§ EXERCISE PROMPT
Copy the data below exactly.

§ DATA TO USE
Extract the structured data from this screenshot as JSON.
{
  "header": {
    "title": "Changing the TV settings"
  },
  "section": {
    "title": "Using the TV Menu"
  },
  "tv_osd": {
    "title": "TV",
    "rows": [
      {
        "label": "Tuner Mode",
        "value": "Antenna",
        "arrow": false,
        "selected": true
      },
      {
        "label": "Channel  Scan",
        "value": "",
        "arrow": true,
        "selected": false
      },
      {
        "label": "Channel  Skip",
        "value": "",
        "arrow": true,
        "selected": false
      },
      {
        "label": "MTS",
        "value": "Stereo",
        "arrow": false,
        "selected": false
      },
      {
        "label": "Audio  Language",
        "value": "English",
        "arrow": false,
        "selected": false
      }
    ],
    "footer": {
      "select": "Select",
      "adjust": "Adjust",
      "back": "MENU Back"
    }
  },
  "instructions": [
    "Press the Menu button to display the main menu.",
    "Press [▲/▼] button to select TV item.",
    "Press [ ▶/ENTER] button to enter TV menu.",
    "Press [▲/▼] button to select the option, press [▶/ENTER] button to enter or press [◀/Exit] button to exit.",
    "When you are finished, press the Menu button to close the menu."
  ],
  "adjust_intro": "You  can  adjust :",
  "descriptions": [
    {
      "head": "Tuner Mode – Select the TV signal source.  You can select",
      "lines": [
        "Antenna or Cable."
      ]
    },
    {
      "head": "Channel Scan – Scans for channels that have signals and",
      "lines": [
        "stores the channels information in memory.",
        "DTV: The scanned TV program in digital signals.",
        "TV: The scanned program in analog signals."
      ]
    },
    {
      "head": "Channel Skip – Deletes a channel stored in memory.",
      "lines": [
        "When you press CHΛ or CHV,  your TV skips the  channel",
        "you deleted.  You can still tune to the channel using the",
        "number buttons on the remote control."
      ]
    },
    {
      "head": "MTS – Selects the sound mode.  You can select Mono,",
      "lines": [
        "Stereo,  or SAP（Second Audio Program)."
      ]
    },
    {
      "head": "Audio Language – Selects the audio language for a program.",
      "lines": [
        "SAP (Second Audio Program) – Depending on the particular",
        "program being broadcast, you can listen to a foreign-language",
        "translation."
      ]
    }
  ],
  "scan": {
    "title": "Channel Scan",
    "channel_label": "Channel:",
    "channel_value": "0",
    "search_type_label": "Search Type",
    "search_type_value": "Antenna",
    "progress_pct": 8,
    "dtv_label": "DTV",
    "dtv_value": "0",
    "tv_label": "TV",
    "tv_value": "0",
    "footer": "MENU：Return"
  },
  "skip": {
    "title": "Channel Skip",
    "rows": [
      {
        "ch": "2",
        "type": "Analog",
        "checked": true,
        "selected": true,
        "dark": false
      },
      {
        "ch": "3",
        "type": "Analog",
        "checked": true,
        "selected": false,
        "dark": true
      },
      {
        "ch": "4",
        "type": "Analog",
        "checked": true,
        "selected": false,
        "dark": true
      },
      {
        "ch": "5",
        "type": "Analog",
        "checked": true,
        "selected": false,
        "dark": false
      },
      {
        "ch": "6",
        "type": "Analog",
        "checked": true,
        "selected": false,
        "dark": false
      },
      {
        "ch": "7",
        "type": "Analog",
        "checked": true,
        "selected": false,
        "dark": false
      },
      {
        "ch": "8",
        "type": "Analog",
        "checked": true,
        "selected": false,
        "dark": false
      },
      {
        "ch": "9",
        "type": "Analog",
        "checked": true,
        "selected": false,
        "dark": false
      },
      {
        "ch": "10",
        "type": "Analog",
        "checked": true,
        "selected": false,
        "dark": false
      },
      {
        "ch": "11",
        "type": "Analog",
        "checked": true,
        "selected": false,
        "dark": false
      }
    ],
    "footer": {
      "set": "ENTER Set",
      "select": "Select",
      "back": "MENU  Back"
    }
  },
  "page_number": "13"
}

§ RESPONSE TO THE TASK
Extract the structured data from this screenshot as JSON.
{
  "header": {
    "title": "Changing the TV settings"
  },
  "section": {
    "title": "Using the TV Menu"
  },
  "tv_osd": {
    "title": "TV",
    "rows": [
      {
        "label": "Tuner Mode",
        "value": "Antenna",
        "arrow": false,
        "selected": true
      },
      {
        "label": "Channel  Scan",
        "value": "",
        "arrow": true,
        "selected": false
      },
      {
        "label": "Channel  Skip",
        "value": "",
        "arrow": true,
        "selected": false
      },
      {
        "label": "MTS",
        "value": "Stereo",
        "arrow": false,
        "selected": false
      },
      {
        "label": "Audio  Language",
        "value": "English",
        "arrow": false,
        "selected": false
      }
    ],
    "footer": {
      "select": "Select",
      "adjust": "Adjust",
      "back": "MENU Back"
    }
  },
  "instructions": [
    "Press the Menu button to display the main menu.",
    "Press [▲/▼] button to select TV item.",
    "Press [ ▶/ENTER] button to enter TV menu.",
    "Press [▲/▼] button to select the option, press [▶/ENTER] button to enter or press [◀/Exit] button to exit.",
    "When you are finished, press the Menu button to close the menu."
  ],
  "adjust_intro": "You  can  adjust :",
  "descriptions": [
    {
      "head": "Tuner Mode – Select the TV signal source.  You can select",
      "lines": [
        "Antenna or Cable."
      ]
    },
    {
      "head": "Channel Scan – Scans for channels that have signals and",
      "lines": [
        "stores the channels information in memory.",
        "DTV: The scanned TV program in digital signals.",
        "TV: The scanned program in analog signals."
      ]
    },
    {
      "head": "Channel Skip – Deletes a channel stored in memory.",
      "lines": [
        "When you press CHΛ or CHV,  your TV skips the  channel",
        "you deleted.  You can still tune to the channel using the",
        "number buttons on the remote control."
      ]
    },
    {
      "head": "MTS – Selects the sound mode.  You can select Mono,",
      "lines": [
        "Stereo,  or SAP（Second Audio Program)."
      ]
    },
    {
      "head": "Audio Language – Selects the audio language for a program.",
      "lines": [
        "SAP (Second Audio Program) – Depending on the particular",
        "program being broadcast, you can listen to a foreign-language",
        "translation."
      ]
    }
  ],
  "scan": {
    "title": "Channel Scan",
    "channel_label": "Channel:",
    "channel_value": "0",
    "search_type_label": "Search Type",
    "search_type_value": "Antenna",
    "progress_pct": 8,
    "dtv_label": "DTV",
    "dtv_value": "0",
    "tv_label": "TV",
    "tv_value": "0",
    "footer": "MENU：Return"
  },
  "skip": {
    "title": "Channel Skip",
    "rows": [
      {
        "ch": "2",
        "type": "Analog",
        "checked": true,
        "selected": true,
        "dark": false
      },
      {
        "ch": "3",
        "type": "Analog",
        "checked": true,
        "selected": false,
        "dark": true
      },
      {
        "ch": "4",
        "type": "Analog",
        "checked": true,
        "selected": false,
        "dark": true
      },
      {
        "ch": "5",
        "type": "Analog",
        "checked": true,
        "selected": false,
        "dark": false
      },
      {
        "ch": "6",
        "type": "Analog",
        "checked": true,
        "selected": false,
        "dark": false
      },
      {
        "ch": "7",
        "type": "Analog",
        "checked": true,
        "selected": false,
        "dark": false
      },
      {
        "ch": "8",
        "type": "Analog",
        "checked": true,
        "selected": false,
        "dark": false
      },
      {
        "ch": "9",
        "type": "Analog",
        "checked": true,
        "selected": false,
        "dark": false
      },
      {
        "ch": "10",
        "type": "Analog",
        "checked": true,
        "selected": false,
        "dark": false
      },
      {
        "ch": "11",
        "type": "Analog",
        "checked": true,
        "selected": false,
        "dark": false
      }
    ],
    "footer": {
      "set": "ENTER Set",
      "select": "Select",
      "back": "MENU  Back"
    }
  },
  "page_number": "13"
}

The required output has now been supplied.